Items from an interface collection

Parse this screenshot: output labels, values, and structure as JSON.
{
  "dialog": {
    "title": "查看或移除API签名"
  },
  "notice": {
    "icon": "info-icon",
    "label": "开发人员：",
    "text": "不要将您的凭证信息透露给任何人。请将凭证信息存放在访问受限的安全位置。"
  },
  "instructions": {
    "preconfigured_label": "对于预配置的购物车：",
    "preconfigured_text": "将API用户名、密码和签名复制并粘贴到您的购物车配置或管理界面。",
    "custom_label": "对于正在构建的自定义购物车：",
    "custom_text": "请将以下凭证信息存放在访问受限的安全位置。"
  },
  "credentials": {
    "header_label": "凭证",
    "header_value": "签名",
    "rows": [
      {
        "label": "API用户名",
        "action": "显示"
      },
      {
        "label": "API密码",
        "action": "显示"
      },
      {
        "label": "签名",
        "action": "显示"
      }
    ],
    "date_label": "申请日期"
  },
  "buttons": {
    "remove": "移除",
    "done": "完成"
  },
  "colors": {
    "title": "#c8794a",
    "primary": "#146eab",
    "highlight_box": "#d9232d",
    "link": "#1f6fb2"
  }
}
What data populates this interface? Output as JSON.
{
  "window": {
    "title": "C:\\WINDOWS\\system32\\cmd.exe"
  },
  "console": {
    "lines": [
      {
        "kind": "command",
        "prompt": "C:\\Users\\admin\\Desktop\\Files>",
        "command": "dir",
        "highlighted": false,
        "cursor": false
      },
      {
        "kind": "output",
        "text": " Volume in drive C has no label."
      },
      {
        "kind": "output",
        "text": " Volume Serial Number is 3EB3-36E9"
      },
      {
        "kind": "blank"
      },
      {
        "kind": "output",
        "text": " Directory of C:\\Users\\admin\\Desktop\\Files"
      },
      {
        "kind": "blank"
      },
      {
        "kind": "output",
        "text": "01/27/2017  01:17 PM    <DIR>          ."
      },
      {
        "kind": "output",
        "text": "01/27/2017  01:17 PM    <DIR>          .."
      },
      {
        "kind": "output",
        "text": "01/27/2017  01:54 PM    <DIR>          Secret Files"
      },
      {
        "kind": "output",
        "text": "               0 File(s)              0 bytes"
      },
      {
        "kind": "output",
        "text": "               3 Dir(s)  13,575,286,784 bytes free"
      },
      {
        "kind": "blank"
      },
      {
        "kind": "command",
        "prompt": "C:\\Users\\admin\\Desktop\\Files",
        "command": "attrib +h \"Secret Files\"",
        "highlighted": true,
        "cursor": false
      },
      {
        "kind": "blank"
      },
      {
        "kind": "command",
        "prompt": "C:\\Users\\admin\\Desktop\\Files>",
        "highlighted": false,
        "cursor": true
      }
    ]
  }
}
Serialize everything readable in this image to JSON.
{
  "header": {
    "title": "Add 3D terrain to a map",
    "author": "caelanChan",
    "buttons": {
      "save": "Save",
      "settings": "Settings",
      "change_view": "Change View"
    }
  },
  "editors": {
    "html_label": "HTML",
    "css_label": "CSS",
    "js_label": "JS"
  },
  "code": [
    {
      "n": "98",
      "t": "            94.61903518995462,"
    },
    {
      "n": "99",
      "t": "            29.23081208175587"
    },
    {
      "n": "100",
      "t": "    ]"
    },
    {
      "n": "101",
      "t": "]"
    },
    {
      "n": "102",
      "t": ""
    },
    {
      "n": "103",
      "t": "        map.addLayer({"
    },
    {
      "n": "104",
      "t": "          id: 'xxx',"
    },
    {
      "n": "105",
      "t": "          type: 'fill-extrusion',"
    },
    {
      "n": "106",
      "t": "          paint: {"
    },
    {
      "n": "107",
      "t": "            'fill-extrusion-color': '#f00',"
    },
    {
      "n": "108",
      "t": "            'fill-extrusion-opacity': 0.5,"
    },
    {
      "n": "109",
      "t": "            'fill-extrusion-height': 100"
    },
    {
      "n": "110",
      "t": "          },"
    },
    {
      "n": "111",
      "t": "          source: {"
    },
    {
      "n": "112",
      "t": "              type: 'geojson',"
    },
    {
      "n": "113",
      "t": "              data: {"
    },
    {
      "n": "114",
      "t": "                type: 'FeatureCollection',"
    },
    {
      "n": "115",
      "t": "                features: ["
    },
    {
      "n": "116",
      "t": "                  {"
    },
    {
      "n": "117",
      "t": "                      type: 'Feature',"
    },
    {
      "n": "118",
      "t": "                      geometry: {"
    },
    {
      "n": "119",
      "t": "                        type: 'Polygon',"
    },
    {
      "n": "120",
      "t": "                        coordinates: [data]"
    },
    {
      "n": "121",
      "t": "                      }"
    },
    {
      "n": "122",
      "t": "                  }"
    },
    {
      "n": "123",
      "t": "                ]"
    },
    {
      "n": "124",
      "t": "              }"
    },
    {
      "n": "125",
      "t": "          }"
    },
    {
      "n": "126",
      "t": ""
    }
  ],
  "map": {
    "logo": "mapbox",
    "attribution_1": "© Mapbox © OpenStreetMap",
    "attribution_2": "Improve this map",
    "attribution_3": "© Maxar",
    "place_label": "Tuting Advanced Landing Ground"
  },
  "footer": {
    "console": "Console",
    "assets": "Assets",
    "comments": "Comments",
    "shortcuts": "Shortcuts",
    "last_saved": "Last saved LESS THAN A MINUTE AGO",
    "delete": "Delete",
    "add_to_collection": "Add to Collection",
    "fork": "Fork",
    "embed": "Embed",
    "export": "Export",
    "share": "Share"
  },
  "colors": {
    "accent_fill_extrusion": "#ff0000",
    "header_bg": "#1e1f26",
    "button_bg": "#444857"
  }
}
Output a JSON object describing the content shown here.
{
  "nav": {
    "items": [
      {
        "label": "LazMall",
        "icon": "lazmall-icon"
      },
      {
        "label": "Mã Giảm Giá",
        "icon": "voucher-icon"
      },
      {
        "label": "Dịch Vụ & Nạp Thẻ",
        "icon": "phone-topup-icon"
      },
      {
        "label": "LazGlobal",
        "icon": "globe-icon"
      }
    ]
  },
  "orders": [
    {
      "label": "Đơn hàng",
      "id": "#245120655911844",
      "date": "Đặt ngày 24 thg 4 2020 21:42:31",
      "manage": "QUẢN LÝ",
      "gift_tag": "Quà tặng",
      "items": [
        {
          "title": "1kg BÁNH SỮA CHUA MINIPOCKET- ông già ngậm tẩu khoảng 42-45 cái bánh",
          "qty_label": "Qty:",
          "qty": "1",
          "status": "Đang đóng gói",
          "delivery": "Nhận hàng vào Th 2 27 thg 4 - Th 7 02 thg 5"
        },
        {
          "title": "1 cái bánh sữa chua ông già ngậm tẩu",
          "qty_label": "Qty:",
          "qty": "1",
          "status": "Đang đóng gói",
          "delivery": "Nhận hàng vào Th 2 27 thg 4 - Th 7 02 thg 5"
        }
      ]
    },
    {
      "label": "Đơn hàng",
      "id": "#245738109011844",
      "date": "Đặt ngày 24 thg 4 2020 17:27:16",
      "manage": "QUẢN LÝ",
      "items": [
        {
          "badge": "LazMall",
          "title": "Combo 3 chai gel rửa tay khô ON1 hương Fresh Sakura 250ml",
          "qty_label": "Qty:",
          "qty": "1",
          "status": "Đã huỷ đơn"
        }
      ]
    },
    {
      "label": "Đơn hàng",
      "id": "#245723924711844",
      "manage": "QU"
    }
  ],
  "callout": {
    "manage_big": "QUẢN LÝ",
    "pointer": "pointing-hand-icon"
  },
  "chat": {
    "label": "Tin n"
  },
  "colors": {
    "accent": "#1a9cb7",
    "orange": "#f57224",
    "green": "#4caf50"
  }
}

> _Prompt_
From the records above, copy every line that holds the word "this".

> _Result of the task_
Parse this screenshot: output labels, values, and structure as JSON.
What data populates this interface? Output as JSON.
Serialize everything readable in this image to JSON.
    "attribution_2": "Improve this map",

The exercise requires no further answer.